▶ [What you should do] The records below are to be reproduced word for word.

▶ [Extracted information]
+-------+

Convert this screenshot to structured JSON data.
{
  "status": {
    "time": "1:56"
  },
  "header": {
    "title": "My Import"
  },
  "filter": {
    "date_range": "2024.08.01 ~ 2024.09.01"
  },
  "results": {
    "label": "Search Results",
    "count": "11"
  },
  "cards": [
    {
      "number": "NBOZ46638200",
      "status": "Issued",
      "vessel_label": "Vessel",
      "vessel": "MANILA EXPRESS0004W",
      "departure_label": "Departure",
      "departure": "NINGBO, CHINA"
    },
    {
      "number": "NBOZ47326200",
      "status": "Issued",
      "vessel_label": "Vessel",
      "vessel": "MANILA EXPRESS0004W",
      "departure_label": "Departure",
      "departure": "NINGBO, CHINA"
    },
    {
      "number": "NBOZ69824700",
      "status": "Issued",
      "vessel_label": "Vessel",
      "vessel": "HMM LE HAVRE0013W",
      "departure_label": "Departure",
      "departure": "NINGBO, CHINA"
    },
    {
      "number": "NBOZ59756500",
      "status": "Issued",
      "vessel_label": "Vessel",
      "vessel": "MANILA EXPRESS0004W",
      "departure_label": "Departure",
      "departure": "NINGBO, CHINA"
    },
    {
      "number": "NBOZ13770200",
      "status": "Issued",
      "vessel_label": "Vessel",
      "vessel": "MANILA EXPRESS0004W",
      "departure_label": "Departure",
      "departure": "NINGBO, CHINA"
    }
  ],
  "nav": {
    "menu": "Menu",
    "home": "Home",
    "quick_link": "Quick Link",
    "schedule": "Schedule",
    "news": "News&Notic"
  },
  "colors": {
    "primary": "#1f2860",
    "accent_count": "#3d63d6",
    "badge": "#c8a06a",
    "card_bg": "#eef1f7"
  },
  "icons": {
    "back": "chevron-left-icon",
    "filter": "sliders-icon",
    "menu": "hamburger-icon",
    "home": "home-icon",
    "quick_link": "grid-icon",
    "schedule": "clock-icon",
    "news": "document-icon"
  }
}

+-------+

▶ [Exercise output]
Convert this screenshot to structured JSON data.
{
  "status": {
    "time": "1:56"
  },
  "header": {
    "title": "My Import"
  },
  "filter": {
    "date_range": "2024.08.01 ~ 2024.09.01"
  },
  "results": {
    "label": "Search Results",
    "count": "11"
  },
  "cards": [
    {
      "number": "NBOZ46638200",
      "status": "Issued",
      "vessel_label": "Vessel",
      "vessel": "MANILA EXPRESS0004W",
      "departure_label": "Departure",
      "departure": "NINGBO, CHINA"
    },
    {
      "number": "NBOZ47326200",
      "status": "Issued",
      "vessel_label": "Vessel",
      "vessel": "MANILA EXPRESS0004W",
      "departure_label": "Departure",
      "departure": "NINGBO, CHINA"
    },
    {
      "number": "NBOZ69824700",
      "status": "Issued",
      "vessel_label": "Vessel",
      "vessel": "HMM LE HAVRE0013W",
      "departure_label": "Departure",
      "departure": "NINGBO, CHINA"
    },
    {
      "number": "NBOZ59756500",
      "status": "Issued",
      "vessel_label": "Vessel",
      "vessel": "MANILA EXPRESS0004W",
      "departure_label": "Departure",
      "departure": "NINGBO, CHINA"
    },
    {
      "number": "NBOZ13770200",
      "status": "Issued",
      "vessel_label": "Vessel",
      "vessel": "MANILA EXPRESS0004W",
      "departure_label": "Departure",
      "departure": "NINGBO, CHINA"
    }
  ],
  "nav": {
    "menu": "Menu",
    "home": "Home",
    "quick_link": "Quick Link",
    "schedule": "Schedule",
    "news": "News&Notic"
  },
  "colors": {
    "primary": "#1f2860",
    "accent_count": "#3d63d6",
    "badge": "#c8a06a",
    "card_bg": "#eef1f7"
  },
  "icons": {
    "back": "chevron-left-icon",
    "filter": "sliders-icon",
    "menu": "hamburger-icon",
    "home": "home-icon",
    "quick_link": "grid-icon",
    "schedule": "clock-icon",
    "news": "document-icon"
  }
}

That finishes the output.